Temple Gardens

9 May 2024

The sun shone as 18 MPG members met Sean Harkin, head gardener of the Inner Temple Gardens, at the impressive iron gates. Sean trained at Wisley and has worked for the RHS, National Trust and Kensington Palace before joining Inner Temple six years ago. He gave us a brief illustrated history from 1307, when garden records began, to today’s verdant site. The garden is surrounded by buildings on three sides with the Thames flowing along its fourth southern edge.

Elements of the garden’s past can still be seen, for example the plane trees which still line the Broad Walk were planted as part of Joseph Bazelgette’s project creating the Embankment in the 1870s.  A hundred years earlier plane trees were planted on what would have been the riverbank. These impressive trees are now encircled by wild meadows and ferns and capture Sean’s naturalistic approach to planting which was evident throughout the garden.

We started our walk through the garden at the High Borders, as they are known. This south-facing border makes the most of the microclimate that gives an extended growing season, very rarely do they have frosts. The sunbaked bed was spilling over the path with rambling euphorbias, melianthus and highlights of colour from the alliums, digitalis and spires of echiums. We progressed past the sundial to well established beds flanked on either side by wild meadow planting before walking across the lawns to the newly renovated pond area.  The greenhouse was a delight of succulents and the promise of dahlias being encouraged into growth. After a peek into the beautifully ordered toolshed, we walked back through the gardens now open (12.30 – 15.00, Monday – Friday) and abuzz with human as well as insect life.

We made our way to the Middle Temple Hall for lunch. This magnificent 16th century building was like a scene from Hogwarts, surrounded by coats of arms and under the double hammerbeam roof we were served a fine meal which prepared us for the second half of the visit which was to the Middle Temple Gardens.

Kate Jenrick, head gardener of the Middle Temple Gardens for 16 years, met us after lunch in the bustling thoroughfare in front of Middle Temple Hall. With responsibility for several areas with quite varied aspects, her brief from the Master of the Gardens is to have year-round interest and colour.

Starting in the Fountain Court, Kate explained that she had inherited beds with just ceanothus and hydrangeas, and she has actively opened up the area with more light and introduced greater diversity.

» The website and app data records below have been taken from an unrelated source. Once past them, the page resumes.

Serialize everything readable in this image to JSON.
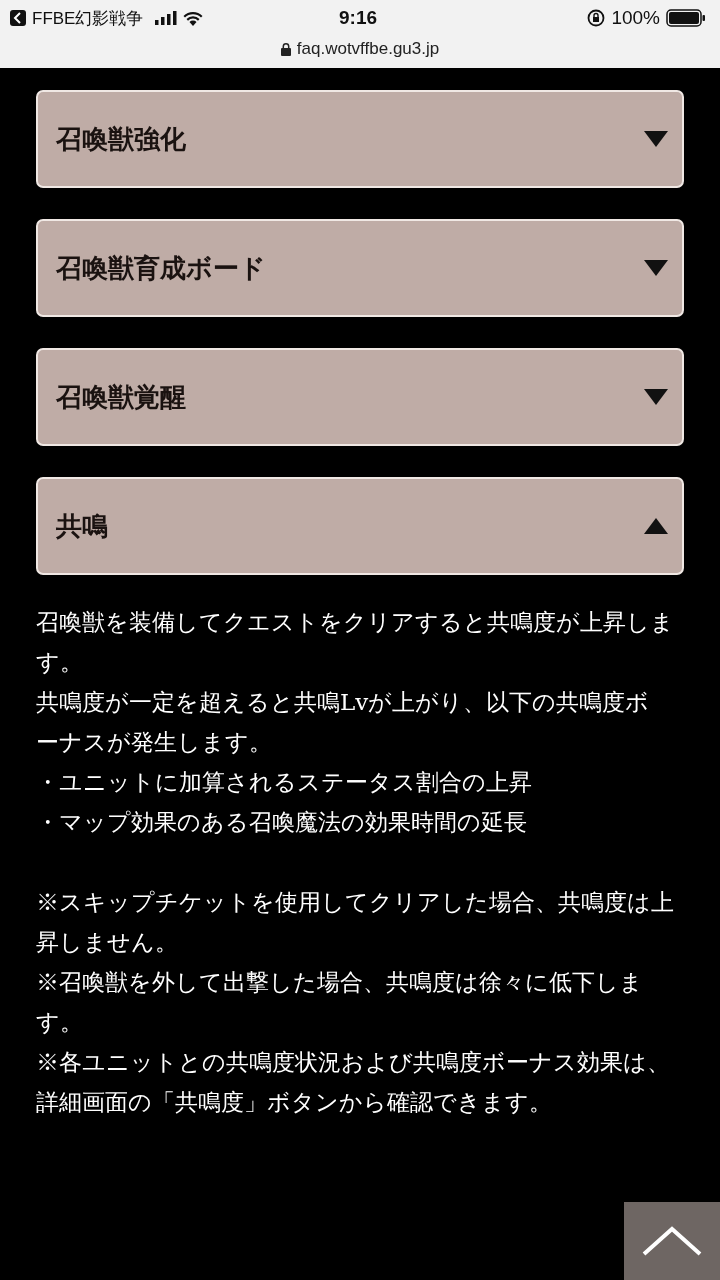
{
  "status_bar": {
    "back_app": "FFBE幻影戦争",
    "time": "9:16",
    "battery": "100%"
  },
  "url_bar": {
    "url": "faq.wotvffbe.gu3.jp"
  },
  "accordion": [
    {
      "title": "召喚獣強化",
      "expanded": false
    },
    {
      "title": "召喚獣育成ボード",
      "expanded": false
    },
    {
      "title": "召喚獣覚醒",
      "expanded": false
    },
    {
      "title": "共鳴",
      "expanded": true
    }
  ],
  "answer": [
    [
      "召喚獣を装備してクエストをクリアすると共鳴度が上昇しま",
      "す。",
      "共鳴度が一定を超えると共鳴Lvが上がり、以下の共鳴度ボ",
      "ーナスが発生します。",
      "・ユニットに加算されるステータス割合の上昇",
      "・マップ効果のある召喚魔法の効果時間の延長"
    ],
    [
      "※スキップチケットを使用してクリアした場合、共鳴度は上",
      "昇しません。",
      "※召喚獣を外して出撃した場合、共鳴度は徐々に低下しま",
      "す。",
      "※各ユニットとの共鳴度状況および共鳴度ボーナス効果は、",
      "詳細画面の「共鳴度」ボタンから確認できます。"
    ]
  ]
}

Moving on through Elm Court towards the main garden we heard of the challenges they are facing with honey fungus.

These gardens are possibly the longest continually cultivated in London and, despite the challenges, were full of texture and flower. Kate brought us across the lawns to her newest planting, a gravel garden which was already coming to life and into flower.

Behind the Temple church we discovered a potager garden area. This was the passion project of Fiona, one of Kate’s team: a previously undeveloped site now supporting a range of intermingled fruit, vegetables and flowering plants in beautifully maintained raised beds.

Unplanned but a bonus we were next introduced to Bob the gardener for the Master’s Garden. This garden, hidden behind high gates and hedging, is an elevated plateau sitting above the church catacombs between the Temple church and the Master’s house. A tranquil haven, the garden has well established trees and shrubs and mixed herbaceous borders. Unfortunately, we were just too late in the season to see the wisteria, which adorns the front of the house, in flower.

Progressing around the garden we came to an area at the side of the house with a distinctly contrasting style.  Both Echium candicans and E. pininana scrambled over raised beds, with Verbascum punctuating the swathes of erigeron and sedum tumbling across cobble and gravel paving. Bob explained that this area had been created by bomb damage clearance. Damaged tombs and gravestones with associated contents had been piled into this area as it was part of the church grounds. Considering this environment probably most like a Mediterranean garden, Bob asked the group if they had any suggestions for planting. Without hesitation we suggested Miss Willmott’s ghost (Eryngium giganteum).

A fitting end to a most interesting day of gardens, I thought.

We thank the gardeners who gave us their time and in addition MPG member Stefano Ciabo, an MPG bursary recipient, for the introductions.

Text and images: Denise Lewis